Flashcards in Chapter 1 PowerPoint Deck (28):
the importance of learning medical terminology
all professionals have a level playing field and can talk about the same things
What is the basic foundation of the word
the word root. e.g. cardi. everything revolves around the root. must know the meaning of the root itself. medical terms are created every day based on the new changes occurring.
What is a combining form?
word root + a vowel (usually an 'o' and sometimes an 'i') e.g. myoelectric----> my o electr ic
What is the combining vowel rule? (slide 7)
A word cannot end in a combining form.
Either: -drop the combining vowel
-add a suffix
-make the word a noun or an adjective
Note: Word cannot be megal/o/card/o
Must drop combining vowel o
Must add ending
True or False: The word root is the basic ending of a word.
False. The word root is the basic foundation of a word.

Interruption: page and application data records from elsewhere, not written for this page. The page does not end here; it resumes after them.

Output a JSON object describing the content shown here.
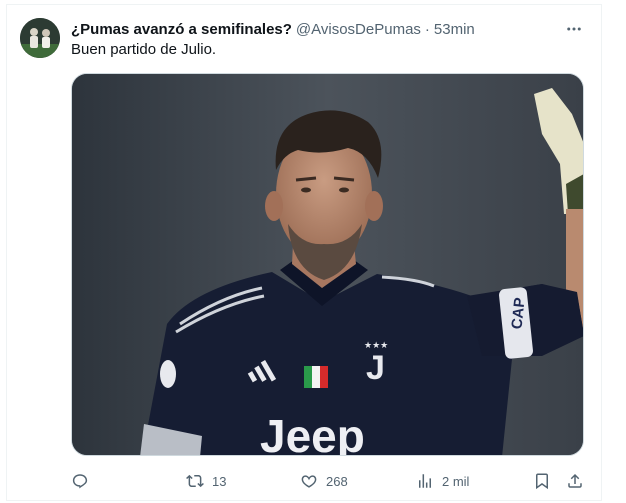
{
  "tweet": {
    "display_name": "¿Pumas avanzó a semifinales?",
    "handle": "@AvisosDePumas",
    "separator": "·",
    "time": "53min",
    "text": "Buen partido de Julio."
  },
  "media": {
    "kit_sponsor": "Jeep",
    "armband_text": "CAP",
    "badge_text": "J"
  },
  "actions": {
    "replies": "",
    "retweets": "13",
    "likes": "268",
    "views": "2 mil"
  },
  "colors": {
    "text_primary": "#0f1419",
    "text_secondary": "#536471",
    "border": "#cfd9de"
  },
  "icons": [
    "more-icon",
    "reply-icon",
    "retweet-icon",
    "like-icon",
    "views-icon",
    "bookmark-icon",
    "share-icon"
  ]
}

What generally needs to happen when a term has more than one word root?
You need a combining vowel.
What is a suffix?
-Attaches to the end of the word root
-Makes word a noun or an adjective
-Meaning of suffix remains the same
-Suffix changes meaning of root to which it is attached
How do you break down and define a word?
Always start with the suffix. Then the prefix, and then the root(s).
What is the suffix rule?
If the suffix starts with a consonant, add a combing vowel. If the suffix starts with a,e,i,o,u or y- add directly to the root
e.g. cardi o gram or e.g. cardi algia
In the term hypodermic, why is there no combining vowel before the suffix?
The suffix –ic already begins with a vowel, so no combining vowel is needed.
What is a prefix?
-Attaches directly to the beginning of a word
-Meaning of prefix always remains the same
-Prefix changes meaning of root to which it is attached
-Not all words have prefixes
Note: Combining vowel is not needed
True or False: The meaning of prefixes and suffixes never changes, but both change the meaning of the word root.
True-The meaning change could be as simple as changing from a noun to an adjective, or from positive to negative
What is the structure of compound words?
usually composed in the following order:
Combining form + word root + suffix
Leuk / o + cyt + osis
(Combining form) + word root + suffix
Suffix = ac = pertaining to
Prefix = intra = within
Word root = cardi = heart
Definition = pertaining to within the heart
What do you do when medical words identify body systems or parts
Define suffix first, body organs in order they are studied in body system
Suffix = ary = pertaining to
Body organ = cardi = heart
Body organ = pulmon = lungs
Definition = pertaining to the heart and the lungs
When you have all 3 components of a term, what is the order in which you read them?
Suffix, Prefix, Root
Sounds like an 'f'---look for
f or ph
sounds like a 'j'---look for
j, ge, gi, gy
sounds like a 'k'---look for
k, c, ch, qu
sounds like an 'n'---look for
n, pn, kn
sounds like an 'c'---look for
s, c, ps
sounds like 'sk'---look for
sk, sc, sch
sounds like 'z'---look for
z or x
If intra = within, cardi = heart, and –ac = pertaining to, define the term intracardiac:
Pertaining to within the heart
soft 'c' sounds
Words that begin with ‘c’
If followed by ‘e’, ‘i’, or ‘y’---Pronounced as soft ‘c’ -Has ‘s’ sound
Examples ‘ce’ = cervix, ‘ci’ = circumduction, ‘cy’ = cyst
Hard 'c' sounds
Words that begin with ‘c’
If followed by ‘a’, ‘o’, ‘u’, or consonant,
Pronounced as hard ‘c’---Has a ‘k’ sound
Examples-‘ca’ = cancer, ‘co’ = collagen, ‘cu’ = cuticle,
‘ch’ = cheiloplasty
Words that end in 'g'
If followed by ‘e’ or ‘i’, pronounced as soft ‘g’-Sounds like ‘j’
Examples- Laryngectomy , Pharyngitis
If followed by ‘a’, ‘o’, or consonant, pronounced as hard ‘g’
Has ‘guh’ sound
Examples: Laryngalgia, Meningocele, Glossal